Written by: Rhett Butler
The Australian government has moved to create two new marine protected areas that cover an expanse of ocean twice the size of the Great Barrier Reef Marine Park.
The two parks will be established around Christmas Island and the Cocos (Keeling) Islands in the Indian Ocean to the northwest of continental Australia. The new parks cover 740,000 square kilometers (286,000 square miles) of ocean.
The decision was immediately welcomed by conservation groups.
“Christmas and Cocos (Keeling) Islands are uniquely Australian and globally significant – there’s nowhere like them on Earth,” said Michelle Grady, Director of The Pew Charitable Trusts, in a statement. “Most famous for its annual red crab migration, Christmas Island was referred to as one of the 10 natural wonders of the world by David Attenborough himself.
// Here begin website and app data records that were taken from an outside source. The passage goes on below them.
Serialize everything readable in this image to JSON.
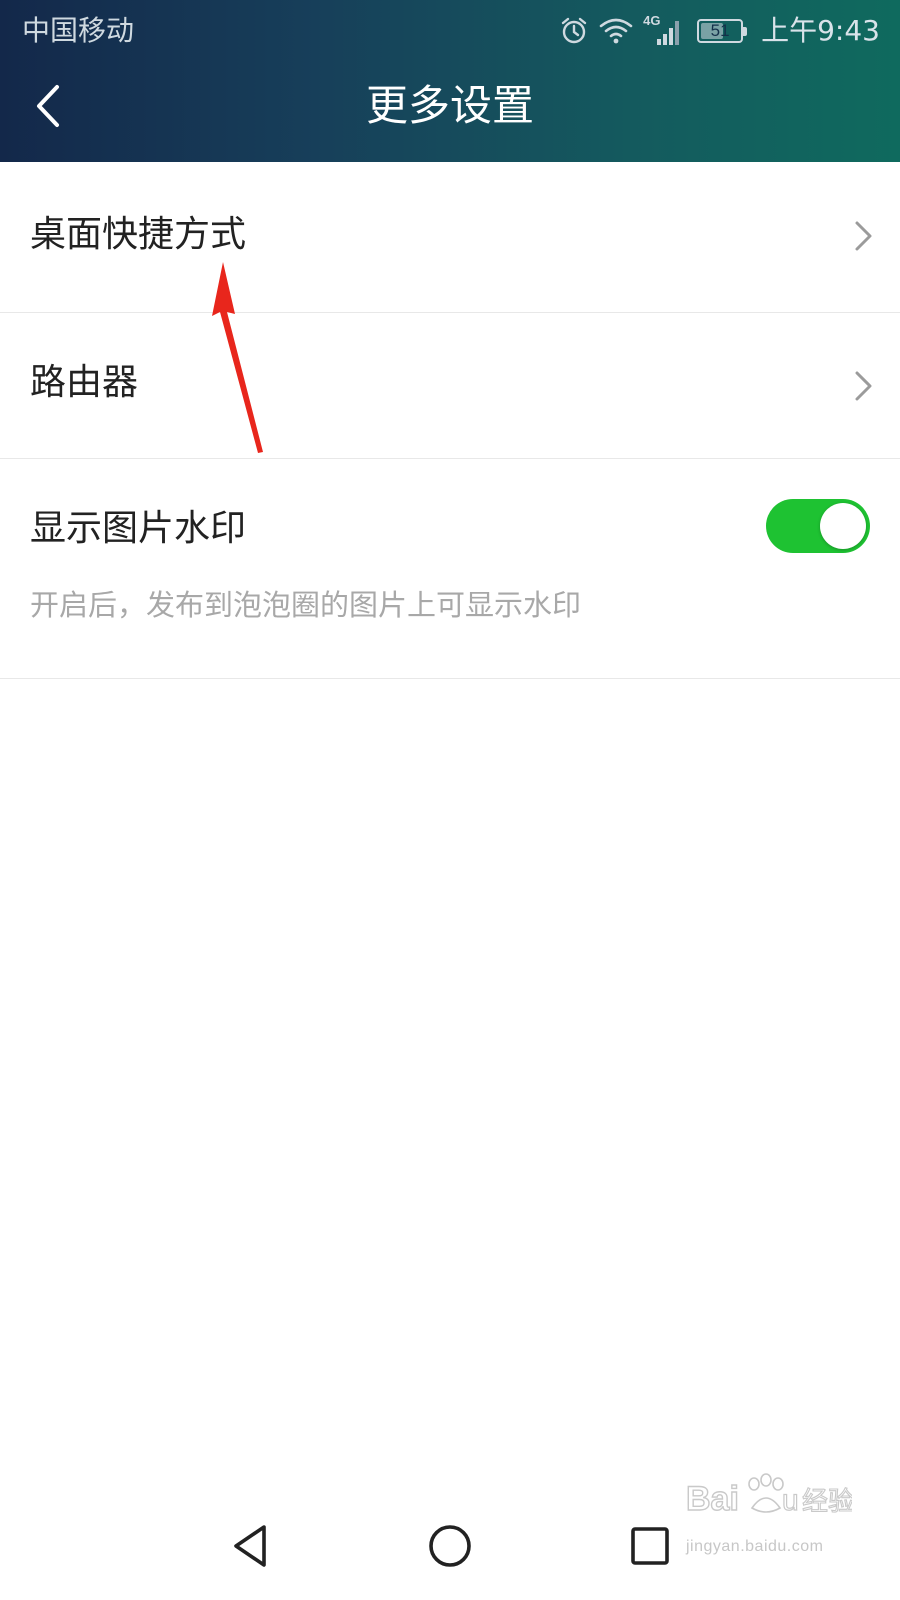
{
  "status_bar": {
    "carrier": "中国移动",
    "network_label": "4G",
    "battery_level": "51",
    "time": "上午9:43",
    "icons": [
      "alarm-icon",
      "wifi-icon",
      "cellular-signal-icon",
      "battery-icon"
    ]
  },
  "title_bar": {
    "title": "更多设置",
    "back_icon": "chevron-left-icon"
  },
  "settings": {
    "items": [
      {
        "label": "桌面快捷方式",
        "trailing": "chevron-right-icon"
      },
      {
        "label": "路由器",
        "trailing": "chevron-right-icon"
      },
      {
        "label": "显示图片水印",
        "description": "开启后，发布到泡泡圈的图片上可显示水印",
        "toggle_on": true
      }
    ]
  },
  "annotation": {
    "type": "arrow",
    "color": "#e8261c"
  },
  "nav_bar": {
    "buttons": [
      "back-triangle-icon",
      "home-circle-icon",
      "recents-square-icon"
    ]
  },
  "watermark": {
    "brand": "Baidu经验",
    "url": "jingyan.baidu.com"
  },
  "colors": {
    "header_gradient_start": "#13284a",
    "header_gradient_end": "#0f6a5e",
    "toggle_on": "#1ec232",
    "divider": "#e8e8e8",
    "description_text": "#a8a8a8"
  }
}
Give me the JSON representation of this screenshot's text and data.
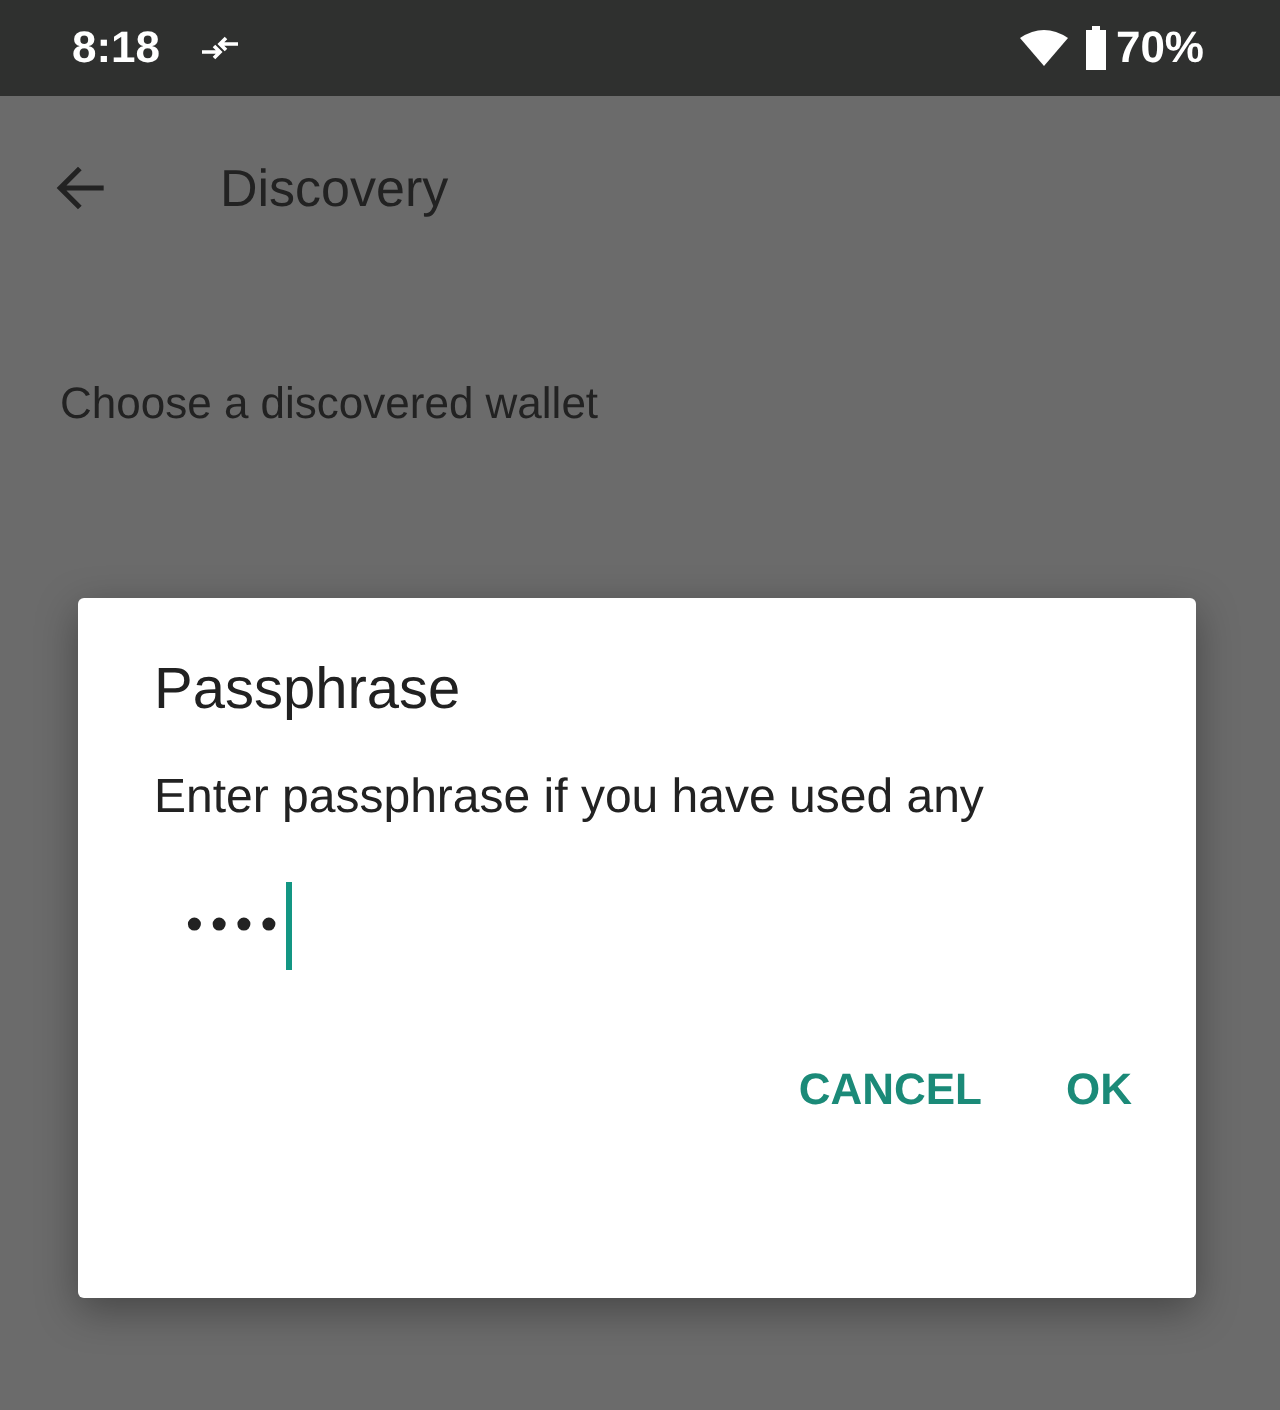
{
  "status_bar": {
    "time": "8:18",
    "battery": "70%"
  },
  "toolbar": {
    "title": "Discovery"
  },
  "content": {
    "heading": "Choose a discovered wallet"
  },
  "dialog": {
    "title": "Passphrase",
    "message": "Enter passphrase if you have used any",
    "field": {
      "value": "••••",
      "focused": true
    },
    "buttons": [
      {
        "label": "CANCEL"
      },
      {
        "label": "OK"
      }
    ]
  }
}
Its thriving rainforests, deserted beaches and fringing reef provide a haven for unique and rare seabirds, land crabs and marine life.”
“Christmas and the Cocos (Keeling) Islands are recognised as globally significant standout natural wonders,” added Darren Kindleysides, CEO of the Australian Marine Conservation Society, in a statement. “Oceans across the globe are in deep trouble from pollution, overfishing, habitat loss and the very real and immediate impacts of climate change. Establishing marine parks to provide a safe haven for our marine life is critical in helping stop our oceans reaching a tipping point.”
Christabel Mitchell, Director of the Save Our Marine Life Alliance, applauded the move but urged the Australian government to work “collaboratively” with local communities to “co-design” the protected areas.
“Healthy oceans and sustainable fishing are central to the Christmas and Cocos Islanders’ way of life, their culture and their livelihoods,” said Mitchell in a statement.
“Creating world-class marine parks for this region will provide crucial protection for a wealth of marine life, make a significant global contribution to the health of our oceans and support the local communities’ culture and aspirations,” said Mitchell. “We look forward to working with the government and the island communities to preserve this unique part of Australia, for our marine life and future generations.”
The new parks will bring the percentage of Australian waters under protection from 37 percent to 45 percent. Conservation groups around the world are pushing for the protection of 30 percent of global oceans and land mass by 2030.
Header Image Credit: Rhett Butler/Mongabay
This article originally appeared on Mongabay